In 2008, during a transition period between jobs, I attended a Team in Training meeting as part of the Leukemia and Lymphoma Society to learn more about running a half-marathon and raising funds for society.
On an impulse I decided to enroll with the end goal of running the Nike Women’s Half Marathon in San Francisco. Those training sessions leading up to the event were gruelling, especially for an out-of-shape engineer who stares at a computer most of the day. But I persisted and, in hindsight (and today it’s not easy for me to even sight my hind) that was one of the better decisions I made in how to live my life. It revealed an entire new vista in how running can make such a difference in one’s life.

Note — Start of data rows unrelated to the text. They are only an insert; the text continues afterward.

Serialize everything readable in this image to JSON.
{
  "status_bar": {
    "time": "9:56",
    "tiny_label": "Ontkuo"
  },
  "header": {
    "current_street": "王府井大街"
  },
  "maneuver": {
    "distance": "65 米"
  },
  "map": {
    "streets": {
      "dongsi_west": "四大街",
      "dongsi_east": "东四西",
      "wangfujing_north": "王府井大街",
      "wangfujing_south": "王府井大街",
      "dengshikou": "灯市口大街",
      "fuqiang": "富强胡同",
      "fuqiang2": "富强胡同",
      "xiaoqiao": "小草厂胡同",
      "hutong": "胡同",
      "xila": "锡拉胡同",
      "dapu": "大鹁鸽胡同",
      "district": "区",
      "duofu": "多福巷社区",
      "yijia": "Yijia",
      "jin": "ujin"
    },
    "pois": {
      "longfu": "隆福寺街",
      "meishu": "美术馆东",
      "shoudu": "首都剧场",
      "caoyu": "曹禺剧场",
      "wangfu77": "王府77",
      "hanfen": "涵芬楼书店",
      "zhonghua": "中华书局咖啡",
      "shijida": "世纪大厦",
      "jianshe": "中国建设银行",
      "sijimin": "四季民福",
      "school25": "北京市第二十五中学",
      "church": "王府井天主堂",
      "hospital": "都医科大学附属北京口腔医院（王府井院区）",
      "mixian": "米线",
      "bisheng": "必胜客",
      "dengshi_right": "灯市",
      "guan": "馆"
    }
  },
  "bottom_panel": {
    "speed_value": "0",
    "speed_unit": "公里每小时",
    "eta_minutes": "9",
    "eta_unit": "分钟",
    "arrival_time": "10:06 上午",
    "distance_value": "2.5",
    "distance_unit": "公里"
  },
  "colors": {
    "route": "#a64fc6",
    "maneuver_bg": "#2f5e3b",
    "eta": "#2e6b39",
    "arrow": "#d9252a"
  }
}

I trained hard. Come half-marathon day, I still recall standing at the start line in downtown San Francisco at 6 a.m. Some strange thoughts wafted through my sleepy mind — would I make it to the finish line? What if I collapsed along the way? What if I needed to empty my bowels mid-way? Could I just walk the last few miles and still get credit?
My lovely wife and groggy, six-year-old son were carrying cheer-leader cards to motivate me — they were thankful they only had to do it at the start line. At that time I adopted a 6-1 strategy – running for six minutes and walking for a minute to keep my stamina up for the whole race.
As I started running, I noticed this woman, who must have been at least 65 years old, ahead of me. My ability to estimate age is not one of my strengths, but seeing her stride gracefully ahead of me gave me sufficient motivation to “Pick up the Pace”. And that TV jingle used by Pace Picante Sauce gave me this sudden craving for nachos and salsa.
When one runs, there is a feeling that any route will equalise itself. If I am struggling with an uphill climb in one portion, I must be rewarded with an easy downhill somewhere along the way. Suffice to say that I felt cheated on that day — a classic reaction from a first-time runner who must find something to blame for his “long” coming to the finish line. I did register a time just beyond 10,000 seconds (leaving you to do the math) but never checked if I did finish before that woman.
Since that first one in San Francisco, I continued to train and run half-marathons. I needed a goal and decided to use Roger Bannister as my inspiration. My goals were modest – not to achieve a sub-4 minute mile but to hit a sub two-and-a-half-hour marathon time. I ran the San Jose Rock ‘N Roll 1/2 Marathon for five consecutive years and finally was able to shave 2.15 minutes from my goal. Did it make me happy? Yes it did. I would love to dramatise it as the ultimate achievement of my running career but as a role model, Roger would definitely be role(ing) in his grave.
Fast-forward five years and I now have a strange love-hate relationship with running since I abandoned the “competitive” circuit. On the one hand I find it so tedious — why put myself through this torture with no satisfaction of competing with anyone and not even needing to compete with Time? But, for every yin, there is a yang. I love the rhythm and cadence of my pounding feet while listening to music as I pump up my heart rate.
There is something to be said for sports like running and golf where you compete solely with yourself. You do it knowing it will make you strong from both a physical and mental perspective. And on those long runs it blooms into a wonderful excuse to avoid household chores and sleeping fitfully.
Along the journey to improve my running these past couple of years, I have made a few lifestyle changes. I migrated to being a vegan though not exactly sure it is improving my running performance. I indulge more in interval training where I try to maximise my speed over shorter distances. And I better appreciate the wonder of the Apple Airpods I use to pipe music throughout my run.
I try to log seven-eight miles per week and knowing that, on an average, I will clock a mile a day through the year gives me satisfaction. But most importantly there is the spiritual aspect to running — with nature all around you, your mind is free to explore all that it needs to attain a unique sense of bliss. Please do lace up those sneakers and get out there.
(Sridhar Narayanan is an engineer and lives in Cupertino, California. The views expressed are personal. He can be reached at [email protected])